Two contrasting viewpoints poignantly describe the plight of many migrant agricultural workers today:
"Immigrants have made America."
"America is so rich and fat, because it has eaten the tragedy of millions of immigrants." -- Michael Gold
Farmworkers face many problems in Oregon today. Even though the work of César Chávez, "La Causa," Oregon's farmworkers union, and PCUN (Northwest Treeplanters and Farmworkers United) have improved the lives of farmworkers, many problems still remain, including:
Illegal Immigration
Many agricultural workers in Oregon are illegal immigrants. The Mexican Consulate estimates that 80,000 Mexicans have immigrated illegally to Oregon. Because many migrant workers lack U.S. citizenship and do not speak English, they can be easily exploited by farm labor contractors or farmers.
Lack of Employment Benefits
Farmworkers in Oregon must be paid the minimum wage, but they are not eligible for benefits. Laws do not require overtime pay, unemployment insurance, regulation of overtime work hours, minimum breaks, or rest periods. Because between 50% and 70% of migrant farmworkers in Oregon are here illegally, they are unlikely to complain when they experience employment problems or work injuries.
Housing Issues
Due to both the expense and housing regulation laws, very few farms provide housing for farmworkers. As a result, some workers are forced to live in crowded rental apartments, or are charged a parking fee for sleeping in their cars, with very few, and often inadequate, toilets or shower facilities provided.
Health Concerns
Many agricultural workers are exposed to serious health and safety problems as they work in the fields, including poor nutrition, overcrowding, poor sanitation, and lack of medical resources. In addition, they and their family members often face the dangers of neurological damage from pesticide poisoning. 1.2 billion pounds of pesticides are used in the U.S. each year, and an estimated 300,000 farmworkers suffer pesticide poisoning. Many of these workers do not get medical treatment because they are unaware that workers' compensation would cover treatment, and they fear that their employers might fire them if they find out. For all these reasons, in 1998 the average life expectancy of a migrant worker was only 48 years.
Child Labor
Many children of farmworkers are unable to attend school because they must work to help support their families. In addition, due to lack of adequate childcare, many children are forced to be in the fields with their parents. More>>>
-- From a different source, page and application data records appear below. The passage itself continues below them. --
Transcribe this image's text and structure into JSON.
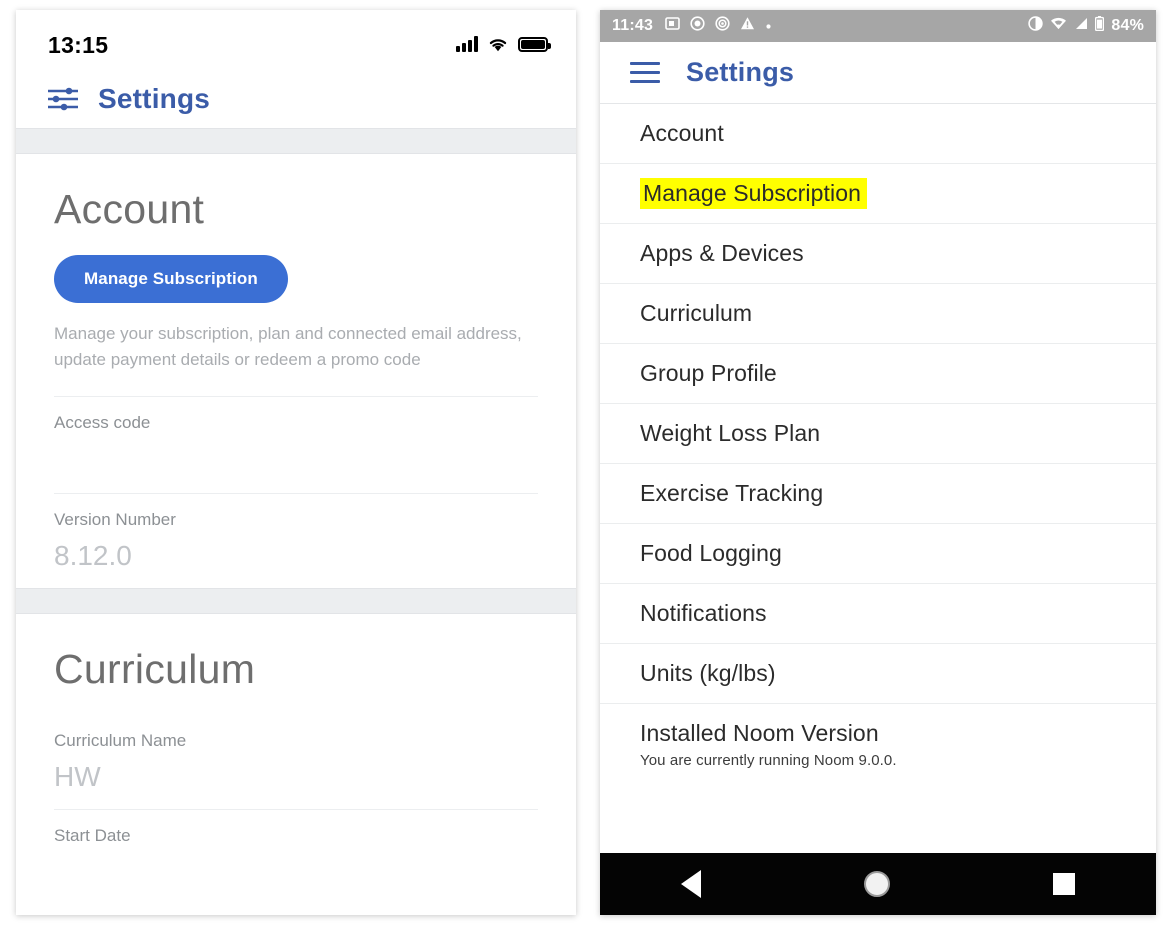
{
  "ios": {
    "status_bar": {
      "time": "13:15",
      "icons": [
        "cellular-signal-icon",
        "wifi-icon",
        "battery-icon"
      ]
    },
    "header": {
      "icon": "sliders-settings-icon",
      "title": "Settings"
    },
    "sections": [
      {
        "heading": "Account",
        "button_label": "Manage Subscription",
        "description": "Manage your subscription, plan and connected email address, update payment details or redeem a promo code",
        "fields": [
          {
            "label": "Access code",
            "value": ""
          },
          {
            "label": "Version Number",
            "value": "8.12.0"
          }
        ]
      },
      {
        "heading": "Curriculum",
        "fields": [
          {
            "label": "Curriculum Name",
            "value": "HW"
          },
          {
            "label": "Start Date",
            "value": ""
          }
        ]
      }
    ],
    "colors": {
      "accent": "#3b5ca8",
      "button": "#3b6fd4",
      "muted_text": "#a9acb0",
      "divider": "#eceef0"
    }
  },
  "android": {
    "status_bar": {
      "time": "11:43",
      "battery_percent": "84%",
      "left_icons": [
        "screenshot-icon",
        "sync-circle-icon",
        "location-circle-icon",
        "warning-triangle-icon",
        "dot-icon"
      ],
      "right_icons": [
        "do-not-disturb-icon",
        "wifi-icon",
        "cellular-signal-icon",
        "battery-icon"
      ]
    },
    "header": {
      "menu_icon": "hamburger-menu-icon",
      "title": "Settings"
    },
    "list": [
      {
        "label": "Account",
        "highlighted": false,
        "sub": ""
      },
      {
        "label": "Manage Subscription",
        "highlighted": true,
        "sub": ""
      },
      {
        "label": "Apps & Devices",
        "highlighted": false,
        "sub": ""
      },
      {
        "label": "Curriculum",
        "highlighted": false,
        "sub": ""
      },
      {
        "label": "Group Profile",
        "highlighted": false,
        "sub": ""
      },
      {
        "label": "Weight Loss Plan",
        "highlighted": false,
        "sub": ""
      },
      {
        "label": "Exercise Tracking",
        "highlighted": false,
        "sub": ""
      },
      {
        "label": "Food Logging",
        "highlighted": false,
        "sub": ""
      },
      {
        "label": "Notifications",
        "highlighted": false,
        "sub": ""
      },
      {
        "label": "Units (kg/lbs)",
        "highlighted": false,
        "sub": ""
      },
      {
        "label": "Installed Noom Version",
        "highlighted": false,
        "sub": "You are currently running Noom 9.0.0."
      }
    ],
    "nav_bar": {
      "back": "back-triangle-icon",
      "home": "home-circle-icon",
      "recents": "recents-square-icon"
    },
    "colors": {
      "status_bar_bg": "#a6a6a6",
      "accent": "#3b5ca8",
      "highlight": "#ffff00",
      "nav_bar_bg": "#040404"
    }
  }
}
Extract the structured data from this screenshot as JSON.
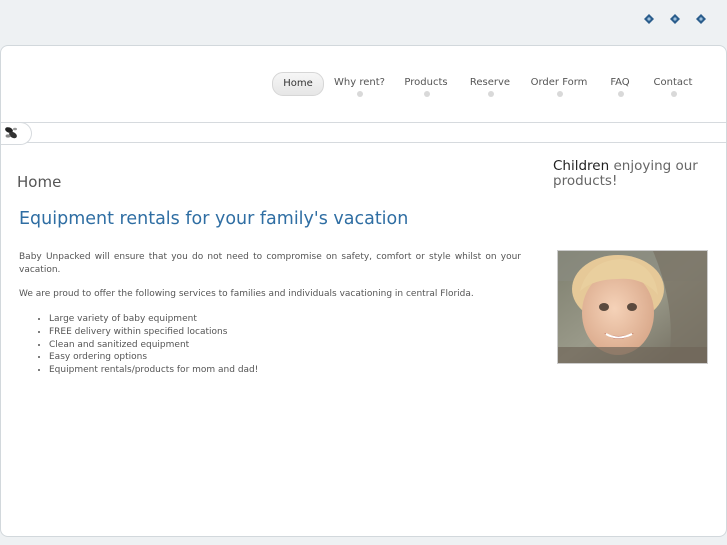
{
  "top_icons": [
    "paw-icon",
    "paw-icon",
    "paw-icon"
  ],
  "nav": {
    "items": [
      {
        "label": "Home",
        "active": true
      },
      {
        "label": "Why rent?",
        "active": false
      },
      {
        "label": "Products",
        "active": false
      },
      {
        "label": "Reserve",
        "active": false
      },
      {
        "label": "Order Form",
        "active": false
      },
      {
        "label": "FAQ",
        "active": false
      },
      {
        "label": "Contact",
        "active": false
      }
    ]
  },
  "main": {
    "section_title": "Home",
    "headline": "Equipment rentals for your family's vacation",
    "paragraph1": "Baby Unpacked will ensure that you do not need to compromise on safety, comfort or style whilst on your vacation.",
    "paragraph2": "We are proud to offer the following services to families and individuals vacationing in central Florida.",
    "services": [
      "Large variety of baby equipment",
      "FREE delivery within specified locations",
      "Clean and sanitized equipment",
      "Easy ordering options",
      "Equipment rentals/products for mom and dad!"
    ]
  },
  "sidebar": {
    "title_bold": "Children",
    "title_rest": " enjoying our products!"
  },
  "colors": {
    "accent": "#2f6ea3",
    "icon_blue": "#2a5d8c",
    "background": "#eef1f3"
  }
}
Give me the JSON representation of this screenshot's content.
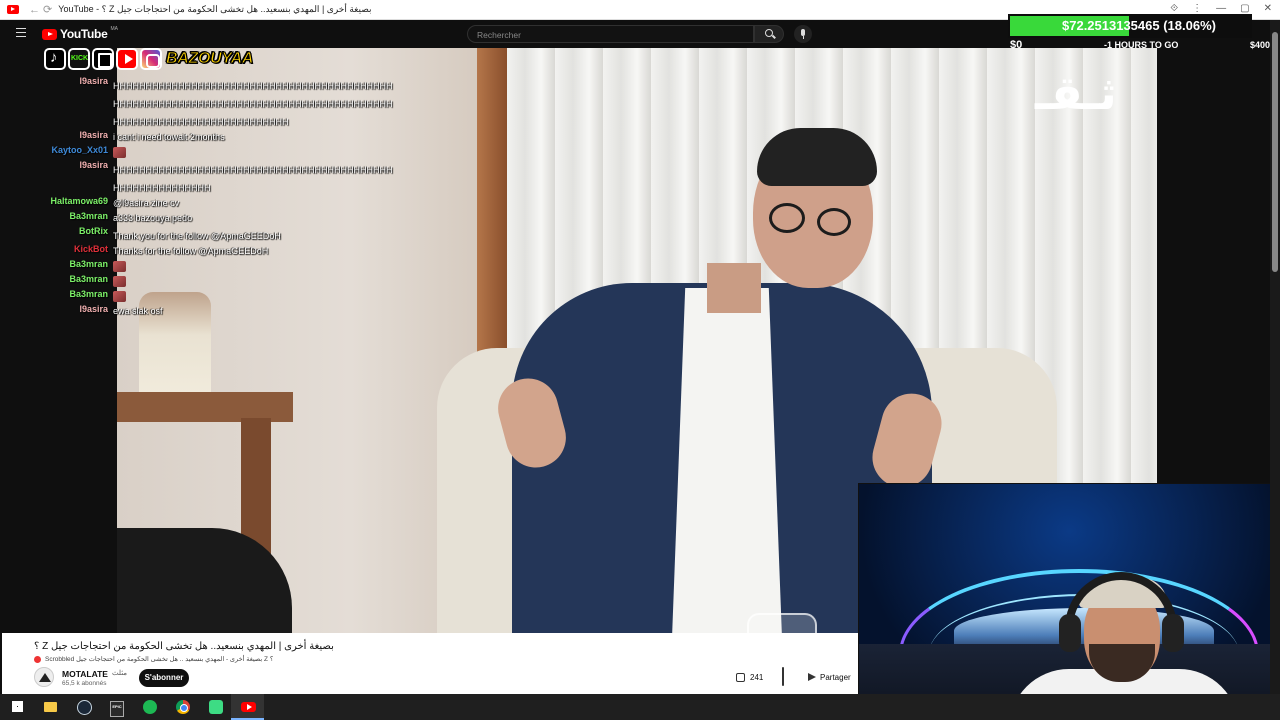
{
  "browser": {
    "tab_title": "YouTube - ؟ Z بصيغة أخرى | المهدي بنسعيد.. هل تخشى الحكومة من احتجاجات جيل",
    "nav_glyphs": "← ⟳"
  },
  "masthead": {
    "logo_text": "YouTube",
    "region": "MA",
    "search_placeholder": "Rechercher"
  },
  "donation_goal": {
    "amount_text": "$72.2513135465 (18.06%)",
    "progress_percent": 18.06,
    "min_label": "$0",
    "time_left": "-1 HOURS TO GO",
    "max_label": "$400",
    "fill_color": "#39d93a"
  },
  "overlay": {
    "streamer_name": "BAZOUYAA",
    "kick_label": "KICK",
    "socials": [
      "tiktok-icon",
      "kick-icon",
      "twitch-icon",
      "youtube-icon",
      "instagram-icon"
    ]
  },
  "chat": [
    {
      "user": "l9asira",
      "color": "#f0b0b0",
      "msg": "HHHHHHHHHHHHHHHHHHHHHHHHHHHHHHHHHHHHHHHHHHHHHHHHHHHHHHHHHHHHHHHHHHHHHHHHHHHHHHHHHHHHHHHHHHHHHHHHHHHHHHHHHHHHHHHHH"
    },
    {
      "user": "l9asira",
      "color": "#f0b0b0",
      "msg": "i cant i need towait 2months"
    },
    {
      "user": "Kaytoo_Xx01",
      "color": "#3f8ad8",
      "msg": "",
      "emote": true
    },
    {
      "user": "l9asira",
      "color": "#f0b0b0",
      "msg": "HHHHHHHHHHHHHHHHHHHHHHHHHHHHHHHHHHHHHHHHHHHHHHHHHHHHHHHHHH"
    },
    {
      "user": "Haltamowa69",
      "color": "#7cf068",
      "msg": "@l9asira zine cv"
    },
    {
      "user": "Ba3mran",
      "color": "#7cf068",
      "msg": "a333 bazouya pedo"
    },
    {
      "user": "BotRix",
      "color": "#7cf068",
      "msg": "Thank you for the follow @ApmaGEEDoH"
    },
    {
      "user": "KickBot",
      "color": "#e0303a",
      "msg": "Thanks for the follow @ApmaGEEDoH"
    },
    {
      "user": "Ba3mran",
      "color": "#7cf068",
      "msg": "",
      "emote": true
    },
    {
      "user": "Ba3mran",
      "color": "#7cf068",
      "msg": "",
      "emote": true
    },
    {
      "user": "Ba3mran",
      "color": "#7cf068",
      "msg": "",
      "emote": true
    },
    {
      "user": "l9asira",
      "color": "#f0b0b0",
      "msg": "ewa slak osf"
    }
  ],
  "video": {
    "channel_logo_text": "ثـقـ"
  },
  "info": {
    "title": "؟ Z بصيغة أخرى | المهدي بنسعيد.. هل تخشى الحكومة من احتجاجات جيل",
    "scrobbled": "Scrobbled بصيغة أخرى - المهدي بنسعيد .. هل تخشى الحكومة من احتجاجات جيل Z ؟",
    "channel_name": "MOTALATE",
    "channel_arabic": "مثلث",
    "subscribers": "65,5 k abonnés",
    "subscribe_label": "S'abonner",
    "likes": "241",
    "share_label": "Partager"
  },
  "taskbar": [
    "windows-start-icon",
    "file-explorer-icon",
    "steam-icon",
    "epic-games-icon",
    "spotify-icon",
    "chrome-icon",
    "game-app-icon",
    "youtube-app-icon"
  ]
}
Racism and Discrimination
Agricultural workers of Hispanic ancestry have suffered from discrimination and racism in Oregon due to educational, language, cultural, class, and race differences. Moreover, current anti-immigration movements in the U.S. have had a negative impact on Hispanic migrant workers as well as on U.S. citizens of Hispanic descent. For example, former presidential candidate Pat Buchanan is calling for a 70% reduction in immigration to the United States, stating, "We need time to absorb [immigrants] and to teach these newly adopted Americans our culture, history, traditions and English language. To do otherwise moves toward Balkanizing America."
Before you take a bite>>>